### Problem to work on
Below are some records; copy them word for word and drop the pictures.

:: The data

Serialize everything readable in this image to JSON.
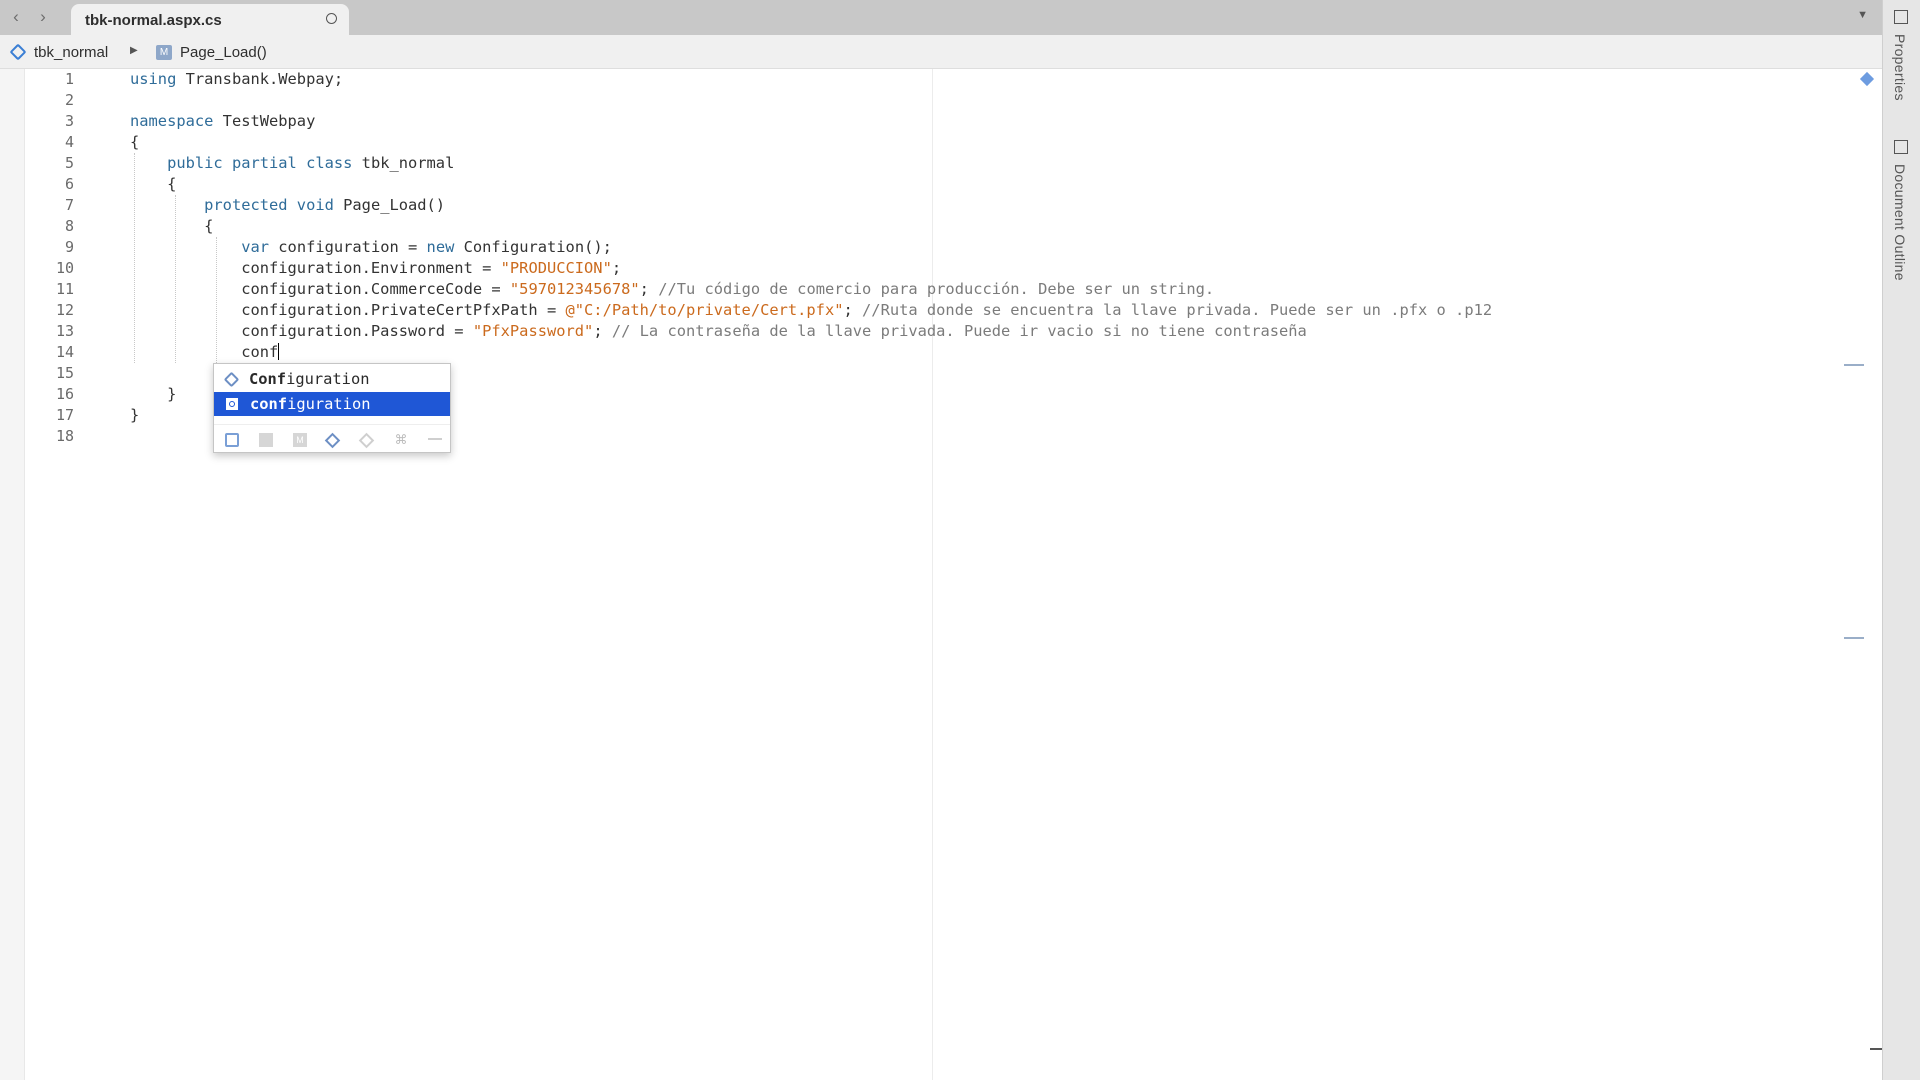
{
  "tab": {
    "title": "tbk-normal.aspx.cs",
    "back_icon": "‹",
    "forward_icon": "›",
    "dropdown_icon": "▼"
  },
  "breadcrumb": {
    "class_name": "tbk_normal",
    "separator": "▶",
    "method_name": "Page_Load()",
    "method_icon_letter": "M"
  },
  "editor": {
    "line_numbers": [
      "1",
      "2",
      "3",
      "4",
      "5",
      "6",
      "7",
      "8",
      "9",
      "10",
      "11",
      "12",
      "13",
      "14",
      "15",
      "16",
      "17",
      "18"
    ],
    "lines": [
      [
        {
          "t": "using",
          "c": "kw"
        },
        {
          "t": " Transbank.Webpay;"
        }
      ],
      [],
      [
        {
          "t": "namespace",
          "c": "kw"
        },
        {
          "t": " TestWebpay"
        }
      ],
      [
        {
          "t": "{"
        }
      ],
      [
        {
          "t": "    "
        },
        {
          "t": "public partial class",
          "c": "kw"
        },
        {
          "t": " tbk_normal"
        }
      ],
      [
        {
          "t": "    {"
        }
      ],
      [
        {
          "t": "        "
        },
        {
          "t": "protected void",
          "c": "kw"
        },
        {
          "t": " Page_Load()"
        }
      ],
      [
        {
          "t": "        {"
        }
      ],
      [
        {
          "t": "            "
        },
        {
          "t": "var",
          "c": "kw"
        },
        {
          "t": " configuration = "
        },
        {
          "t": "new",
          "c": "kw"
        },
        {
          "t": " Configuration();"
        }
      ],
      [
        {
          "t": "            configuration.Environment = "
        },
        {
          "t": "\"PRODUCCION\"",
          "c": "str"
        },
        {
          "t": ";"
        }
      ],
      [
        {
          "t": "            configuration.CommerceCode = "
        },
        {
          "t": "\"597012345678\"",
          "c": "str"
        },
        {
          "t": "; "
        },
        {
          "t": "//Tu código de comercio para producción. Debe ser un string.",
          "c": "cmt"
        }
      ],
      [
        {
          "t": "            configuration.PrivateCertPfxPath = "
        },
        {
          "t": "@\"C:/Path/to/private/Cert.pfx\"",
          "c": "str"
        },
        {
          "t": "; "
        },
        {
          "t": "//Ruta donde se encuentra la llave privada. Puede ser un .pfx o .p12",
          "c": "cmt"
        }
      ],
      [
        {
          "t": "            configuration.Password = "
        },
        {
          "t": "\"PfxPassword\"",
          "c": "str"
        },
        {
          "t": "; "
        },
        {
          "t": "// La contraseña de la llave privada. Puede ir vacio si no tiene contraseña",
          "c": "cmt"
        }
      ],
      [
        {
          "t": "            conf"
        },
        {
          "caret": true
        }
      ],
      [],
      [
        {
          "t": "    }"
        }
      ],
      [
        {
          "t": "}"
        }
      ],
      []
    ]
  },
  "completion": {
    "items": [
      {
        "match": "Conf",
        "rest": "iguration",
        "icon": "class-icon"
      },
      {
        "match": "conf",
        "rest": "iguration",
        "icon": "variable-icon",
        "selected": true
      }
    ],
    "filter_icons": [
      "local-filter-icon",
      "field-filter-icon",
      "method-filter-icon",
      "class-filter-icon",
      "interface-filter-icon",
      "keyword-filter-icon",
      "other-filter-icon"
    ],
    "keyword_filter_glyph": "⌘",
    "method_filter_letter": "M"
  },
  "side_panel": {
    "properties_label": "Properties",
    "outline_label": "Document Outline"
  },
  "colors": {
    "keyword": "#2f6c99",
    "string": "#cb6a1d",
    "comment": "#7b7b7b",
    "selection": "#1f57d6"
  }
}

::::

### Answer section
Serialize everything readable in this image to JSON.
{
  "tab": {
    "title": "tbk-normal.aspx.cs",
    "back_icon": "‹",
    "forward_icon": "›",
    "dropdown_icon": "▼"
  },
  "breadcrumb": {
    "class_name": "tbk_normal",
    "separator": "▶",
    "method_name": "Page_Load()",
    "method_icon_letter": "M"
  },
  "editor": {
    "line_numbers": [
      "1",
      "2",
      "3",
      "4",
      "5",
      "6",
      "7",
      "8",
      "9",
      "10",
      "11",
      "12",
      "13",
      "14",
      "15",
      "16",
      "17",
      "18"
    ],
    "lines": [
      [
        {
          "t": "using",
          "c": "kw"
        },
        {
          "t": " Transbank.Webpay;"
        }
      ],
      [],
      [
        {
          "t": "namespace",
          "c": "kw"
        },
        {
          "t": " TestWebpay"
        }
      ],
      [
        {
          "t": "{"
        }
      ],
      [
        {
          "t": "    "
        },
        {
          "t": "public partial class",
          "c": "kw"
        },
        {
          "t": " tbk_normal"
        }
      ],
      [
        {
          "t": "    {"
        }
      ],
      [
        {
          "t": "        "
        },
        {
          "t": "protected void",
          "c": "kw"
        },
        {
          "t": " Page_Load()"
        }
      ],
      [
        {
          "t": "        {"
        }
      ],
      [
        {
          "t": "            "
        },
        {
          "t": "var",
          "c": "kw"
        },
        {
          "t": " configuration = "
        },
        {
          "t": "new",
          "c": "kw"
        },
        {
          "t": " Configuration();"
        }
      ],
      [
        {
          "t": "            configuration.Environment = "
        },
        {
          "t": "\"PRODUCCION\"",
          "c": "str"
        },
        {
          "t": ";"
        }
      ],
      [
        {
          "t": "            configuration.CommerceCode = "
        },
        {
          "t": "\"597012345678\"",
          "c": "str"
        },
        {
          "t": "; "
        },
        {
          "t": "//Tu código de comercio para producción. Debe ser un string.",
          "c": "cmt"
        }
      ],
      [
        {
          "t": "            configuration.PrivateCertPfxPath = "
        },
        {
          "t": "@\"C:/Path/to/private/Cert.pfx\"",
          "c": "str"
        },
        {
          "t": "; "
        },
        {
          "t": "//Ruta donde se encuentra la llave privada. Puede ser un .pfx o .p12",
          "c": "cmt"
        }
      ],
      [
        {
          "t": "            configuration.Password = "
        },
        {
          "t": "\"PfxPassword\"",
          "c": "str"
        },
        {
          "t": "; "
        },
        {
          "t": "// La contraseña de la llave privada. Puede ir vacio si no tiene contraseña",
          "c": "cmt"
        }
      ],
      [
        {
          "t": "            conf"
        },
        {
          "caret": true
        }
      ],
      [],
      [
        {
          "t": "    }"
        }
      ],
      [
        {
          "t": "}"
        }
      ],
      []
    ]
  },
  "completion": {
    "items": [
      {
        "match": "Conf",
        "rest": "iguration",
        "icon": "class-icon"
      },
      {
        "match": "conf",
        "rest": "iguration",
        "icon": "variable-icon",
        "selected": true
      }
    ],
    "filter_icons": [
      "local-filter-icon",
      "field-filter-icon",
      "method-filter-icon",
      "class-filter-icon",
      "interface-filter-icon",
      "keyword-filter-icon",
      "other-filter-icon"
    ],
    "keyword_filter_glyph": "⌘",
    "method_filter_letter": "M"
  },
  "side_panel": {
    "properties_label": "Properties",
    "outline_label": "Document Outline"
  },
  "colors": {
    "keyword": "#2f6c99",
    "string": "#cb6a1d",
    "comment": "#7b7b7b",
    "selection": "#1f57d6"
  }
}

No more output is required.